(Data entries)
.....

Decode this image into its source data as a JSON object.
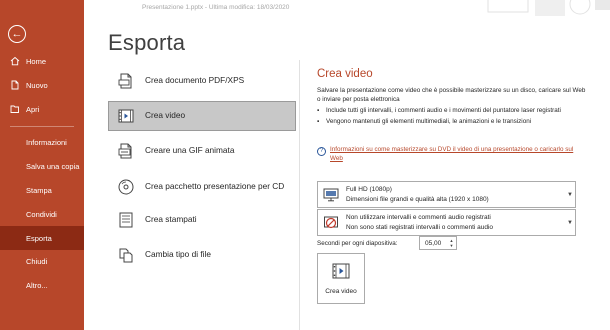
{
  "window": {
    "title": "Presentazione 1.pptx  -  Ultima modifica: 18/03/2020"
  },
  "colors": {
    "brand": "#b7472a",
    "sidebar_active": "#8c2a14",
    "selected_option": "#c8c8c8",
    "link": "#b7472a"
  },
  "sidebar": {
    "back_icon": "back-arrow-icon",
    "items": [
      {
        "label": "Home",
        "icon": "home-icon"
      },
      {
        "label": "Nuovo",
        "icon": "new-document-icon"
      },
      {
        "label": "Apri",
        "icon": "open-folder-icon"
      },
      {
        "label": "Informazioni"
      },
      {
        "label": "Salva una copia"
      },
      {
        "label": "Stampa"
      },
      {
        "label": "Condividi"
      },
      {
        "label": "Esporta",
        "active": true
      },
      {
        "label": "Chiudi"
      },
      {
        "label": "Altro..."
      }
    ]
  },
  "main": {
    "title": "Esporta",
    "options": [
      {
        "label": "Crea documento PDF/XPS",
        "icon": "pdf-document-icon"
      },
      {
        "label": "Crea video",
        "icon": "video-film-icon",
        "selected": true
      },
      {
        "label": "Creare una GIF animata",
        "icon": "gif-icon"
      },
      {
        "label": "Crea pacchetto presentazione per CD",
        "icon": "cd-package-icon"
      },
      {
        "label": "Crea stampati",
        "icon": "handouts-icon"
      },
      {
        "label": "Cambia tipo di file",
        "icon": "change-file-type-icon"
      }
    ]
  },
  "video_panel": {
    "title": "Crea video",
    "description": "Salvare la presentazione come video che è possibile masterizzare su un disco, caricare sul Web o inviare per posta elettronica",
    "bullets": [
      "Include tutti gli intervalli, i commenti audio e i movimenti del puntatore laser registrati",
      "Vengono mantenuti gli elementi multimediali, le animazioni e le transizioni"
    ],
    "help_link": "Informazioni su come masterizzare su DVD il video di una presentazione o caricarlo sul Web",
    "quality_dropdown": {
      "value": "Full HD (1080p)",
      "detail": "Dimensioni file grandi e qualità alta (1920 x 1080)"
    },
    "timings_dropdown": {
      "value": "Non utilizzare intervalli e commenti audio registrati",
      "detail": "Non sono stati registrati intervalli o commenti audio"
    },
    "seconds_label": "Secondi per ogni diapositiva:",
    "seconds_value": "05,00",
    "create_button": "Crea video"
  }
}
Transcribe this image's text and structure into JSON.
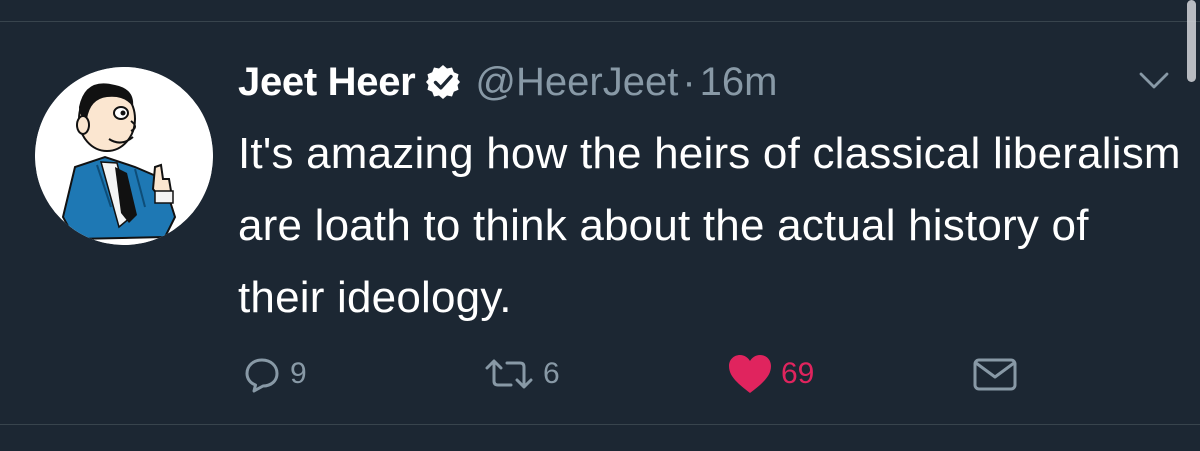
{
  "tweet": {
    "author_name": "Jeet Heer",
    "handle": "@HeerJeet",
    "separator": "·",
    "time": "16m",
    "verified": true,
    "text": "It's amazing how the heirs of classical liberalism are loath to think about the actual history of their ideology."
  },
  "actions": {
    "reply_count": "9",
    "retweet_count": "6",
    "like_count": "69"
  },
  "colors": {
    "background": "#1c2733",
    "text": "#ffffff",
    "secondary": "#8899a6",
    "like": "#e0245e",
    "divider": "#38444d"
  },
  "icons": {
    "verified": "verified-badge-icon",
    "caret": "chevron-down-icon",
    "reply": "reply-icon",
    "retweet": "retweet-icon",
    "like": "heart-icon",
    "message": "envelope-icon"
  }
}
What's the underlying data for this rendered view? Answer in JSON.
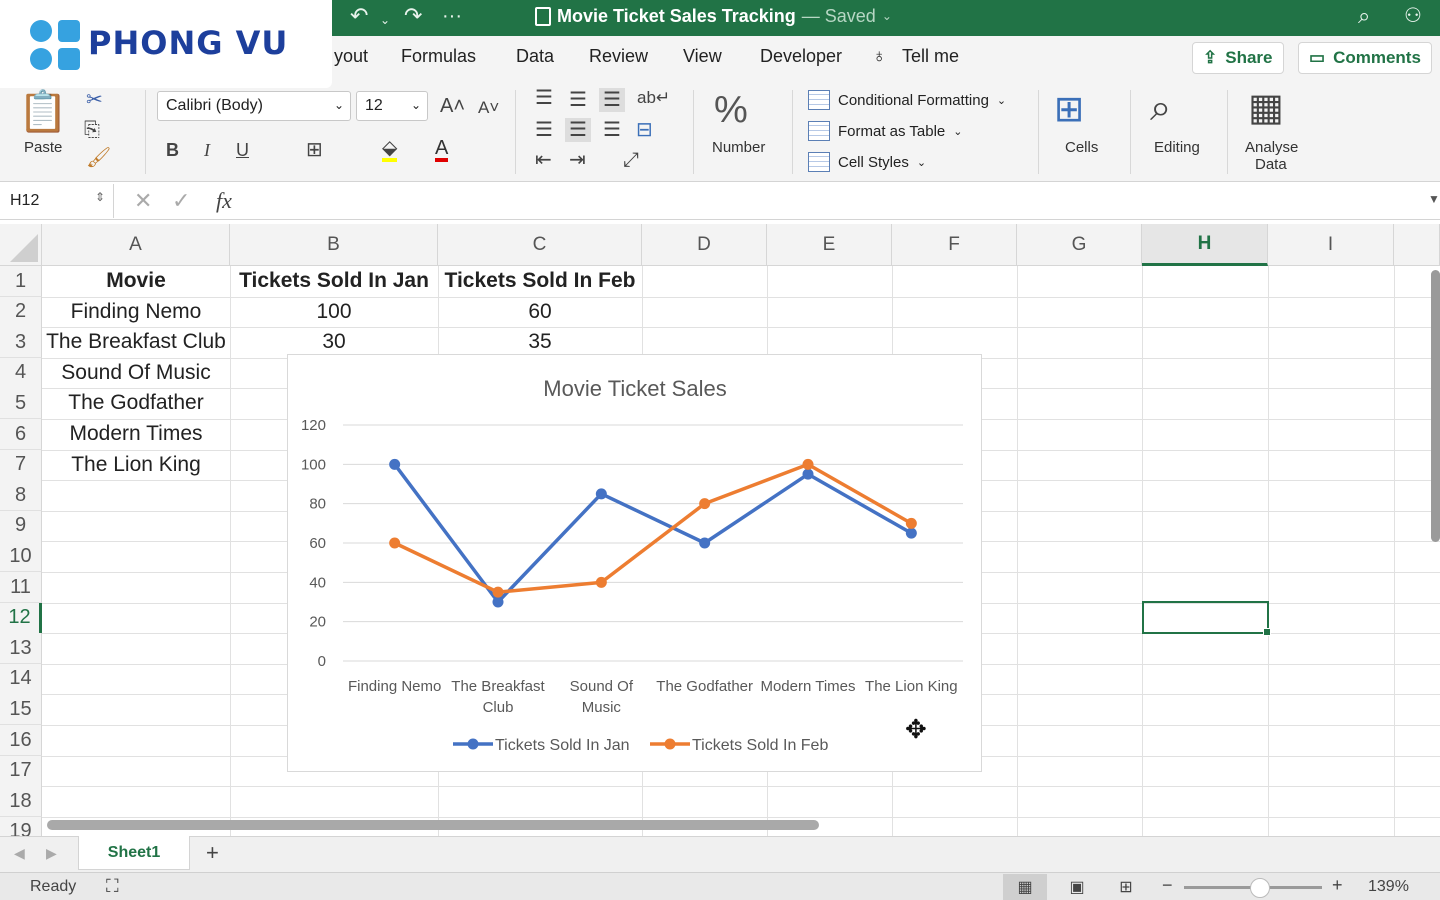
{
  "app": {
    "title": "Movie Ticket Sales Tracking",
    "saved_status": "— Saved",
    "logo_text": "PHONG VU"
  },
  "tabs": [
    "yout",
    "Formulas",
    "Data",
    "Review",
    "View",
    "Developer"
  ],
  "tell_me": "Tell me",
  "share_label": "Share",
  "comments_label": "Comments",
  "ribbon": {
    "paste": "Paste",
    "font_name": "Calibri (Body)",
    "font_size": "12",
    "bold": "B",
    "italic": "I",
    "underline": "U",
    "number": "Number",
    "conditional_formatting": "Conditional Formatting",
    "format_as_table": "Format as Table",
    "cell_styles": "Cell Styles",
    "cells": "Cells",
    "editing": "Editing",
    "analyse_line1": "Analyse",
    "analyse_line2": "Data"
  },
  "formula_bar": {
    "name_box": "H12",
    "fx": "fx",
    "value": ""
  },
  "columns": [
    "A",
    "B",
    "C",
    "D",
    "E",
    "F",
    "G",
    "H",
    "I"
  ],
  "rows": [
    "1",
    "2",
    "3",
    "4",
    "5",
    "6",
    "7",
    "8",
    "9",
    "10",
    "11",
    "12",
    "13",
    "14",
    "15",
    "16",
    "17",
    "18",
    "19"
  ],
  "sheet": {
    "headers": [
      "Movie",
      "Tickets Sold In Jan",
      "Tickets Sold In Feb"
    ],
    "data": [
      [
        "Finding Nemo",
        "100",
        "60"
      ],
      [
        "The Breakfast Club",
        "30",
        "35"
      ],
      [
        "Sound Of Music",
        "",
        ""
      ],
      [
        "The Godfather",
        "",
        ""
      ],
      [
        "Modern Times",
        "",
        ""
      ],
      [
        "The Lion King",
        "",
        ""
      ]
    ]
  },
  "colors": {
    "accent": "#217346",
    "series_jan": "#4472C4",
    "series_feb": "#ED7D31"
  },
  "chart_data": {
    "type": "line",
    "title": "Movie Ticket Sales",
    "categories": [
      "Finding Nemo",
      "The Breakfast Club",
      "Sound Of Music",
      "The Godfather",
      "Modern Times",
      "The Lion King"
    ],
    "category_lines": [
      [
        "Finding Nemo"
      ],
      [
        "The Breakfast",
        "Club"
      ],
      [
        "Sound Of",
        "Music"
      ],
      [
        "The Godfather"
      ],
      [
        "Modern Times"
      ],
      [
        "The Lion King"
      ]
    ],
    "series": [
      {
        "name": "Tickets Sold In Jan",
        "values": [
          100,
          30,
          85,
          60,
          95,
          65
        ],
        "color": "#4472C4"
      },
      {
        "name": "Tickets Sold In Feb",
        "values": [
          60,
          35,
          40,
          80,
          100,
          70
        ],
        "color": "#ED7D31"
      }
    ],
    "yticks": [
      0,
      20,
      40,
      60,
      80,
      100,
      120
    ],
    "ylim": [
      0,
      120
    ],
    "xlabel": "",
    "ylabel": "",
    "grid": true,
    "legend": "bottom"
  },
  "sheet_tabs": [
    "Sheet1"
  ],
  "add_sheet": "+",
  "status": {
    "ready": "Ready",
    "zoom": "139%"
  }
}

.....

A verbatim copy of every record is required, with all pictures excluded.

Decode this image into its source data as a JSON object.
{
  "window": {
    "title": "Presentazione 1.pptx  -  Ultima modifica: 18/03/2020"
  },
  "colors": {
    "brand": "#b7472a",
    "sidebar_active": "#8c2a14",
    "selected_option": "#c8c8c8",
    "link": "#b7472a"
  },
  "sidebar": {
    "back_icon": "back-arrow-icon",
    "items": [
      {
        "label": "Home",
        "icon": "home-icon"
      },
      {
        "label": "Nuovo",
        "icon": "new-document-icon"
      },
      {
        "label": "Apri",
        "icon": "open-folder-icon"
      },
      {
        "label": "Informazioni"
      },
      {
        "label": "Salva una copia"
      },
      {
        "label": "Stampa"
      },
      {
        "label": "Condividi"
      },
      {
        "label": "Esporta",
        "active": true
      },
      {
        "label": "Chiudi"
      },
      {
        "label": "Altro..."
      }
    ]
  },
  "main": {
    "title": "Esporta",
    "options": [
      {
        "label": "Crea documento PDF/XPS",
        "icon": "pdf-document-icon"
      },
      {
        "label": "Crea video",
        "icon": "video-film-icon",
        "selected": true
      },
      {
        "label": "Creare una GIF animata",
        "icon": "gif-icon"
      },
      {
        "label": "Crea pacchetto presentazione per CD",
        "icon": "cd-package-icon"
      },
      {
        "label": "Crea stampati",
        "icon": "handouts-icon"
      },
      {
        "label": "Cambia tipo di file",
        "icon": "change-file-type-icon"
      }
    ]
  },
  "video_panel": {
    "title": "Crea video",
    "description": "Salvare la presentazione come video che è possibile masterizzare su un disco, caricare sul Web o inviare per posta elettronica",
    "bullets": [
      "Include tutti gli intervalli, i commenti audio e i movimenti del puntatore laser registrati",
      "Vengono mantenuti gli elementi multimediali, le animazioni e le transizioni"
    ],
    "help_link": "Informazioni su come masterizzare su DVD il video di una presentazione o caricarlo sul Web",
    "quality_dropdown": {
      "value": "Full HD (1080p)",
      "detail": "Dimensioni file grandi e qualità alta (1920 x 1080)"
    },
    "timings_dropdown": {
      "value": "Non utilizzare intervalli e commenti audio registrati",
      "detail": "Non sono stati registrati intervalli o commenti audio"
    },
    "seconds_label": "Secondi per ogni diapositiva:",
    "seconds_value": "05,00",
    "create_button": "Crea video"
  }
}
Transcribe this image's text and structure into JSON.
{
  "tweet": {
    "author_name": "Jeet Heer",
    "handle": "@HeerJeet",
    "separator": "·",
    "time": "16m",
    "verified": true,
    "text": "It's amazing how the heirs of classical liberalism are loath to think about the actual history of their ideology."
  },
  "actions": {
    "reply_count": "9",
    "retweet_count": "6",
    "like_count": "69"
  },
  "colors": {
    "background": "#1c2733",
    "text": "#ffffff",
    "secondary": "#8899a6",
    "like": "#e0245e",
    "divider": "#38444d"
  },
  "icons": {
    "verified": "verified-badge-icon",
    "caret": "chevron-down-icon",
    "reply": "reply-icon",
    "retweet": "retweet-icon",
    "like": "heart-icon",
    "message": "envelope-icon"
  }
}
What's the underlying data for this rendered view? Answer in JSON.
{
  "app": {
    "title": "Movie Ticket Sales Tracking",
    "saved_status": "— Saved",
    "logo_text": "PHONG VU"
  },
  "tabs": [
    "yout",
    "Formulas",
    "Data",
    "Review",
    "View",
    "Developer"
  ],
  "tell_me": "Tell me",
  "share_label": "Share",
  "comments_label": "Comments",
  "ribbon": {
    "paste": "Paste",
    "font_name": "Calibri (Body)",
    "font_size": "12",
    "bold": "B",
    "italic": "I",
    "underline": "U",
    "number": "Number",
    "conditional_formatting": "Conditional Formatting",
    "format_as_table": "Format as Table",
    "cell_styles": "Cell Styles",
    "cells": "Cells",
    "editing": "Editing",
    "analyse_line1": "Analyse",
    "analyse_line2": "Data"
  },
  "formula_bar": {
    "name_box": "H12",
    "fx": "fx",
    "value": ""
  },
  "columns": [
    "A",
    "B",
    "C",
    "D",
    "E",
    "F",
    "G",
    "H",
    "I"
  ],
  "rows": [
    "1",
    "2",
    "3",
    "4",
    "5",
    "6",
    "7",
    "8",
    "9",
    "10",
    "11",
    "12",
    "13",
    "14",
    "15",
    "16",
    "17",
    "18",
    "19"
  ],
  "sheet": {
    "headers": [
      "Movie",
      "Tickets Sold In Jan",
      "Tickets Sold In Feb"
    ],
    "data": [
      [
        "Finding Nemo",
        "100",
        "60"
      ],
      [
        "The Breakfast Club",
        "30",
        "35"
      ],
      [
        "Sound Of Music",
        "",
        ""
      ],
      [
        "The Godfather",
        "",
        ""
      ],
      [
        "Modern Times",
        "",
        ""
      ],
      [
        "The Lion King",
        "",
        ""
      ]
    ]
  },
  "colors": {
    "accent": "#217346",
    "series_jan": "#4472C4",
    "series_feb": "#ED7D31"
  },
  "chart_data": {
    "type": "line",
    "title": "Movie Ticket Sales",
    "categories": [
      "Finding Nemo",
      "The Breakfast Club",
      "Sound Of Music",
      "The Godfather",
      "Modern Times",
      "The Lion King"
    ],
    "category_lines": [
      [
        "Finding Nemo"
      ],
      [
        "The Breakfast",
        "Club"
      ],
      [
        "Sound Of",
        "Music"
      ],
      [
        "The Godfather"
      ],
      [
        "Modern Times"
      ],
      [
        "The Lion King"
      ]
    ],
    "series": [
      {
        "name": "Tickets Sold In Jan",
        "values": [
          100,
          30,
          85,
          60,
          95,
          65
        ],
        "color": "#4472C4"
      },
      {
        "name": "Tickets Sold In Feb",
        "values": [
          60,
          35,
          40,
          80,
          100,
          70
        ],
        "color": "#ED7D31"
      }
    ],
    "yticks": [
      0,
      20,
      40,
      60,
      80,
      100,
      120
    ],
    "ylim": [
      0,
      120
    ],
    "xlabel": "",
    "ylabel": "",
    "grid": true,
    "legend": "bottom"
  },
  "sheet_tabs": [
    "Sheet1"
  ],
  "add_sheet": "+",
  "status": {
    "ready": "Ready",
    "zoom": "139%"
  }
}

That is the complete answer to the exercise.